Work to be completed:
Beneath this task are records; count how many lines include the string "total" and answer with that number alone.
Start of Provided records
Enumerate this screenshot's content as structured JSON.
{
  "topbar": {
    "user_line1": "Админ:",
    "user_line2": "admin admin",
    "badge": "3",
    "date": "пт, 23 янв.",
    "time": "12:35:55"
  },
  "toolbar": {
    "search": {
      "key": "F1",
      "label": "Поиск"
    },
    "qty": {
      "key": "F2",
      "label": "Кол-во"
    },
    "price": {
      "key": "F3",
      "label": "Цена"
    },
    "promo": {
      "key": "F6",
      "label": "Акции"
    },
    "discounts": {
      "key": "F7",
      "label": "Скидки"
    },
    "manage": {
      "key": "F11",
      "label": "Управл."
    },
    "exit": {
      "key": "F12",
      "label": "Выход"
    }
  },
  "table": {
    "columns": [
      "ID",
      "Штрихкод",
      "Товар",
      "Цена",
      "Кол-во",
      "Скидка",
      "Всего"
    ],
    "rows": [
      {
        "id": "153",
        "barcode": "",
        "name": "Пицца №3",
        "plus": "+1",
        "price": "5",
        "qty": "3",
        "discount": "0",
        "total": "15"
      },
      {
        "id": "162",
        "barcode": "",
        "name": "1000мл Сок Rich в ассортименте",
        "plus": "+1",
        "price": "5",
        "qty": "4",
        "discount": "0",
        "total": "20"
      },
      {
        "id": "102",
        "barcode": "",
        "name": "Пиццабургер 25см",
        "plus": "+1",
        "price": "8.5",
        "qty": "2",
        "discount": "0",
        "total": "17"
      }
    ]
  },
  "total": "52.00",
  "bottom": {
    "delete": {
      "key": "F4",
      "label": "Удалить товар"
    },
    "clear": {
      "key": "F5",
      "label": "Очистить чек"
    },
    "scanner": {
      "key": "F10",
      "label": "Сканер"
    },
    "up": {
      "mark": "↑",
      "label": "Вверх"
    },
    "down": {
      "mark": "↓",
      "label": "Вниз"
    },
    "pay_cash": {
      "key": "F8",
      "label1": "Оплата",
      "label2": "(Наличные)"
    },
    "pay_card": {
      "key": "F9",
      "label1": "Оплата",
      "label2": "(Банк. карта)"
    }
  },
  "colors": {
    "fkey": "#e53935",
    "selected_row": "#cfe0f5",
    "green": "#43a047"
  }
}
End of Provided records
Reply to the task:
4